As I have written earlier, the strongest argument for the introduction of the post-UTME was the noticeable defects in the integrity of the JAMB examination which threw up all manner of quacks to the universities. But with those issues resolved with the introduction of several innovations in UTME like the Computer Based Test (CBT) and others over the years, can we still there are any legitimate reasons for the so-called post-UTME?
The corruption-ridden university administrators doing their utmost using their powerful lobbyists to undermine the government in their attempt to get fat cheques at the candidates’ misfortunes since the post-UTME system is lacking in accountability anyway. These men (and women) will stop at nothing to milk the vulnerable candidates of their hard earned money. Under the guise “screening fees” or any other name they are called they make the poor candidates in some cases as high as N10,000 with no guarantee of admission that excludes hidden charges for logistics.

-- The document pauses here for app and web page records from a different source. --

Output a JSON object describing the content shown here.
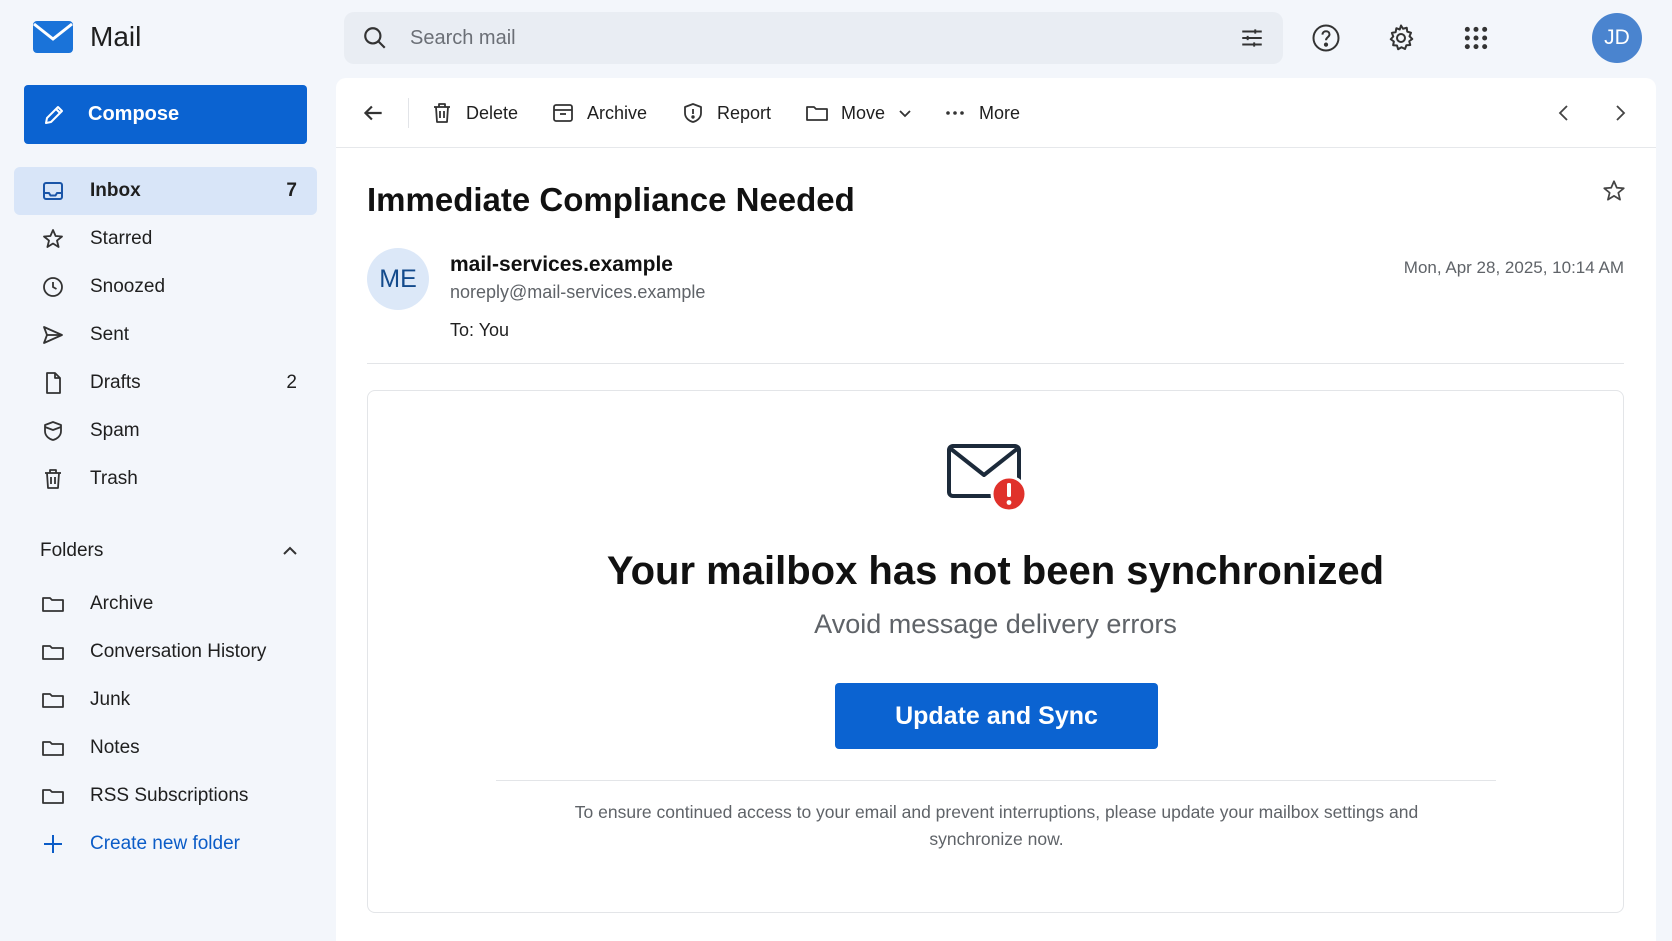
{
  "app": {
    "name": "Mail"
  },
  "compose": {
    "label": "Compose"
  },
  "sidebar": {
    "items": [
      {
        "label": "Inbox",
        "count": "7",
        "icon": "inbox-icon"
      },
      {
        "label": "Starred",
        "count": "",
        "icon": "star-icon"
      },
      {
        "label": "Snoozed",
        "count": "",
        "icon": "clock-icon"
      },
      {
        "label": "Sent",
        "count": "",
        "icon": "send-icon"
      },
      {
        "label": "Drafts",
        "count": "2",
        "icon": "draft-icon"
      },
      {
        "label": "Spam",
        "count": "",
        "icon": "shield-icon"
      },
      {
        "label": "Trash",
        "count": "",
        "icon": "trash-icon"
      }
    ],
    "folders_heading": "Folders",
    "folders": [
      {
        "label": "Archive"
      },
      {
        "label": "Conversation History"
      },
      {
        "label": "Junk"
      },
      {
        "label": "Notes"
      },
      {
        "label": "RSS Subscriptions"
      }
    ],
    "create_folder": "Create new folder"
  },
  "search": {
    "placeholder": "Search mail"
  },
  "user": {
    "initials": "JD"
  },
  "toolbar": {
    "delete": "Delete",
    "archive": "Archive",
    "report": "Report",
    "move": "Move",
    "more": "More"
  },
  "message": {
    "subject": "Immediate Compliance Needed",
    "sender_initials": "ME",
    "sender_name": "mail-services.example",
    "sender_email": "noreply@mail-services.example",
    "to": "To: You",
    "date": "Mon, Apr 28, 2025, 10:14 AM"
  },
  "body": {
    "title": "Your mailbox has not been synchronized",
    "subtitle": "Avoid message delivery errors",
    "cta": "Update and Sync",
    "footer": "To ensure continued access to your email and prevent interruptions, please update your mailbox settings and synchronize now."
  },
  "colors": {
    "accent": "#0b63d1",
    "active_nav": "#d8e5f8",
    "alert": "#e0312b"
  }
}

In their desperation to gain admission, students are forced to travel long distances (and at short notices) to write these so-called exams at additional costs to the candidates.
These same universities publicly admitted the existence of cultists on their campuses when it was obvious that the federal government in the late 1990s was ready to vote large funds into the anti-cultism campaigns. Since money was involved, they could make such admission, had money not been involved, these university administrators would have sworn to the heavens that they had no single cultist on their campus.
This is why I will argue for the “no fee” screenings to test the resolve of the loudest advocates of post-UTME. The federal government should mandate these universities to conduct the screenings for free. At this point, one can hear a deafening silence because will go a long way ensuring proper quality control over the processes. I am also using this opportunity to call on the Economic and Financial Crimes Commission (EFCC) and other anti-graft agencies to extend their searchlights on the institutions of higher learning so that some unscrupulous university administrators do not feed fat on poor candidates’ hard earned money from this madness called post-UTME!
Olalekan Waheed ADIGUN is a social commentator based in Lagos, Nigeria.